On Thursday, European commodity and stock markets struggled to stabilize after some of the biggest economies in the region returned to national lockdowns, triggered by the most drastic global selloff within months. Almost 5% of the value of European stocks was wiped on Wednesday, but a 0.5% to 1% bounce in the Wall Street Futures and hopes of support from the European Central Bank helped in stemming the route. Nonetheless, stocks still remained a bit shaky. There was only a 0.1% improvement in the pan-European STOXX 600. There was a 0.5% increase in the German DAX, but it was on course for a weekly drop of 8% that will be steepest since March, when the initial panic of COVID-19 hit the markets.

Commodities were also affected by the concerns, as oil took a spill of 1.8%, which left it at its lowest price of $38.5 per barrel since June. According to market experts, the significant surge in the coronavirus cases in Europe and also the United States is the reason for the market upheaval in the last few days. Therefore, the W-shaped scenario that can be seen is now the consensus in the market, even though it is usually where economies stabilize. The other main focus of the day was the ECB’s meeting and the economic data. 

Investors also remained on edge due to the increasing uncertainty of the U.S. election scheduled for Tuesday. As expected, no changes to monetary policies were made overnight by the Bank of Japan, but it did trim its forecasts for reflecting sluggish services spending in the summer. Investors are expecting the ECB to hold off on measures similarly and instead take some action in December, which is probably going to keep the euro under the lid. The currency reached a 10-day low against the U.S. dollar on Wednesday and a hundred-day low against the Japanese yen, before it recovered slightly. 
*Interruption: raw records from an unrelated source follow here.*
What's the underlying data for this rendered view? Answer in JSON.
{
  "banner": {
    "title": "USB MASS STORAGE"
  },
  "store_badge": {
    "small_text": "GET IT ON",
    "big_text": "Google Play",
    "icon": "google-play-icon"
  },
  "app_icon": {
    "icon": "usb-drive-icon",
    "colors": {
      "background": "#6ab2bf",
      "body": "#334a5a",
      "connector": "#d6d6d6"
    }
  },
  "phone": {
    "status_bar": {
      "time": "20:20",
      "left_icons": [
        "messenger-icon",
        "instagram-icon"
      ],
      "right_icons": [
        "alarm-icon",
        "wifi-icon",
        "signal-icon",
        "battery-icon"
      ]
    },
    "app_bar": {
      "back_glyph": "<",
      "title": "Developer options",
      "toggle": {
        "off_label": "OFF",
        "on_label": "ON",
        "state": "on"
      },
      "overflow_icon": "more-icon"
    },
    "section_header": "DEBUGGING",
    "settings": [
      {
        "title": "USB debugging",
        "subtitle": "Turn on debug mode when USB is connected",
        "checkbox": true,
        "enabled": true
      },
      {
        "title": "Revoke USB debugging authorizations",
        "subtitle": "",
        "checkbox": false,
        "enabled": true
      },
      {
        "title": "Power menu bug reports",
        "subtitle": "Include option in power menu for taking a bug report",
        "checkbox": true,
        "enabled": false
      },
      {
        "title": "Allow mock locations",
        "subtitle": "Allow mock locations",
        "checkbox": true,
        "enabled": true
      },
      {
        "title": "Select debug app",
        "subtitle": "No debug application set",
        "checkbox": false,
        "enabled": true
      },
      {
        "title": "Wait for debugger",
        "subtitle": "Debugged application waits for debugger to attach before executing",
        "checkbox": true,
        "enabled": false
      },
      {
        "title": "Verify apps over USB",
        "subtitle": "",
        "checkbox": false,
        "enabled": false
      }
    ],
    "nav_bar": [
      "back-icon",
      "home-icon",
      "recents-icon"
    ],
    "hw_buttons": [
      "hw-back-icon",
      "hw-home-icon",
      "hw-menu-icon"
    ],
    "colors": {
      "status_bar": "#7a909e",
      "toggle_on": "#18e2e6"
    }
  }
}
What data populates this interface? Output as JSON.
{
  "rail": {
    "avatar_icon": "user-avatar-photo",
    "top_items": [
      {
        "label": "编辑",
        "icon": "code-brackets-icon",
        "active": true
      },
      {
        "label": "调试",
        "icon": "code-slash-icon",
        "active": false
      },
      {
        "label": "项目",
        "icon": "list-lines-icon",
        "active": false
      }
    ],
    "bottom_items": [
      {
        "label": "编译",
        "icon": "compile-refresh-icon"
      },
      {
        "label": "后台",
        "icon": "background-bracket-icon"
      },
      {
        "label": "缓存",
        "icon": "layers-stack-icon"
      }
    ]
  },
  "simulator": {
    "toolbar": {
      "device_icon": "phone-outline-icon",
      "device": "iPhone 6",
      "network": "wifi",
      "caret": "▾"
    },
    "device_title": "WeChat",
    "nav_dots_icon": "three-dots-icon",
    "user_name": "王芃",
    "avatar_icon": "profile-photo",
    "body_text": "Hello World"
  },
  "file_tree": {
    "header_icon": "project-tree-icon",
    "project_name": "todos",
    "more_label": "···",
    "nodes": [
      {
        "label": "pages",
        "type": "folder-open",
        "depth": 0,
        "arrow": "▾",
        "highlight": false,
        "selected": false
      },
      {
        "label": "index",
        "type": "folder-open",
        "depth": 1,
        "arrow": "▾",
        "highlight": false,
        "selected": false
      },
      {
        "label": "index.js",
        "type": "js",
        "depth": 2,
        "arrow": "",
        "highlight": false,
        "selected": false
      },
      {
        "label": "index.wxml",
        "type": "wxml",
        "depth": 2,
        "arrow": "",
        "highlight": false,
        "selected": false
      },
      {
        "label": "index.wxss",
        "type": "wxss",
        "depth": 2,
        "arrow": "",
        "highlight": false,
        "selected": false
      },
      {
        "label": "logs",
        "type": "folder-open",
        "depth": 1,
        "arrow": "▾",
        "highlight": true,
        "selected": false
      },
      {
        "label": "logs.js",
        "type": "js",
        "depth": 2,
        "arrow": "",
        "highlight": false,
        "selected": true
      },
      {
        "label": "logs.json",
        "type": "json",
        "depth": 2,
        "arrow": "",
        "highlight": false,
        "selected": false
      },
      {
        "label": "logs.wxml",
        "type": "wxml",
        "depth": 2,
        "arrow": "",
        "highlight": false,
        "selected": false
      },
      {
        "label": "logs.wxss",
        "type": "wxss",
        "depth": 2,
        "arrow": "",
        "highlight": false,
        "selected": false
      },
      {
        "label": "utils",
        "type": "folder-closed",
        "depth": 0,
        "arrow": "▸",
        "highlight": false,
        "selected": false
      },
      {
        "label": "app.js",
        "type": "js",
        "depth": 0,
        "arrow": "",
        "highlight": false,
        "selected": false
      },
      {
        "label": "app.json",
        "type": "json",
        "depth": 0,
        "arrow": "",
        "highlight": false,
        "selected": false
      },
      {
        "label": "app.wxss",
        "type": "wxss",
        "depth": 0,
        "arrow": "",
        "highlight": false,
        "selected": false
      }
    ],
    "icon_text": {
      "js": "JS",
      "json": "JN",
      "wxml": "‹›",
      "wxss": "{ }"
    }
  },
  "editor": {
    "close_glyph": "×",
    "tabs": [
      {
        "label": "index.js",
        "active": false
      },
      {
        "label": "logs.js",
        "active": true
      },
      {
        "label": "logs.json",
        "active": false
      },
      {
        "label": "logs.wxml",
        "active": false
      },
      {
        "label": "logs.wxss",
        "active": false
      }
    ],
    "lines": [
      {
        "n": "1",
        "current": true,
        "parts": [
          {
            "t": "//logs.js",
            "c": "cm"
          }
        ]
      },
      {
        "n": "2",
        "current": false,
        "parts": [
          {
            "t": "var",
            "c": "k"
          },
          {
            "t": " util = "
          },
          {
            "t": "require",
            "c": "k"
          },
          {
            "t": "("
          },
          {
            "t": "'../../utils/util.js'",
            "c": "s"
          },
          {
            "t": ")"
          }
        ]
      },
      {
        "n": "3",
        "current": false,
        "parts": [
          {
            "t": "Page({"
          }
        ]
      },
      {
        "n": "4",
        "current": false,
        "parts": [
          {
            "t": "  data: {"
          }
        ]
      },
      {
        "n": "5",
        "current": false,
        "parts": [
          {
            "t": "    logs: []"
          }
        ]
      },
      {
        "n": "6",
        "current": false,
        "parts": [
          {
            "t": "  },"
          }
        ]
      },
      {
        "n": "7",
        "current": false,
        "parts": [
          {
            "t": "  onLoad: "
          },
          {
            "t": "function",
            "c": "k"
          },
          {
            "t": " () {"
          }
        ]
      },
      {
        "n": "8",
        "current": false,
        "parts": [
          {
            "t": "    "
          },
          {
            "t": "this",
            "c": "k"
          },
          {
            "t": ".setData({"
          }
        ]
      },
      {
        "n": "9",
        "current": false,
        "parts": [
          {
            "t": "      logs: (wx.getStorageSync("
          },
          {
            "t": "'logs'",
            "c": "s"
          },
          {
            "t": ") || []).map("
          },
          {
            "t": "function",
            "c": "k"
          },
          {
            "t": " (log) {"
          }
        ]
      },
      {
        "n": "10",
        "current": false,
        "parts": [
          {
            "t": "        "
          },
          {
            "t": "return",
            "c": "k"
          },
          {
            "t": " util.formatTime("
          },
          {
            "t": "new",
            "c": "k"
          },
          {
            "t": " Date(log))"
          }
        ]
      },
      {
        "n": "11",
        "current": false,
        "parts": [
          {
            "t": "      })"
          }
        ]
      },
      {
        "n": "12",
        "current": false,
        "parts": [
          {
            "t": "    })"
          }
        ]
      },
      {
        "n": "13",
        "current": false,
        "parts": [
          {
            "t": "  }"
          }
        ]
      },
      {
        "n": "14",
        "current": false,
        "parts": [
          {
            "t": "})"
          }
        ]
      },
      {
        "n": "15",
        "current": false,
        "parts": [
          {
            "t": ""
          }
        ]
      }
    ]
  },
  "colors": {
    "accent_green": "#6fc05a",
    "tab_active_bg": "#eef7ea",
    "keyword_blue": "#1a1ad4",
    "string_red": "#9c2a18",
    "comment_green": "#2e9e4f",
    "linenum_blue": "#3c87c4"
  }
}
Considered as the primary safe-haven assets in Europe, the German government bonds still saw a strong demand. Their yields, which are inversely proportional to price, had reached seven-month lows. Analysts said that considering what was happening in Germany and France, the ECB would certainly talk about additional stimulus, even if they don’t deliver it immediately. Yesterday, the global stock markets wiped out $2 trillion in value, with trading volumes on the New York Stock Exchange up by nearly 40% to their highest level after September. 

The Japan-exclusive MSCI index for Asia-Pacific shares declined by 0.6%, as South Korea fell by 1% and Australia declined by 1.6%. Chinese blue chips saw a boost of 0.5%, but there was a 0.3% slump in Japan’s Nikkei. The Asian currencies also experienced a slight bounce against the greenback, which was led by the Chinese yuan. Market experts said that Asia wasn’t really participating in the second and third wave events because they mostly have COVID-19 under control. Therefore, domestic economies are quite reasonable, as the transmission rate in these countries is going down whereas Europe is seeing a massive spike.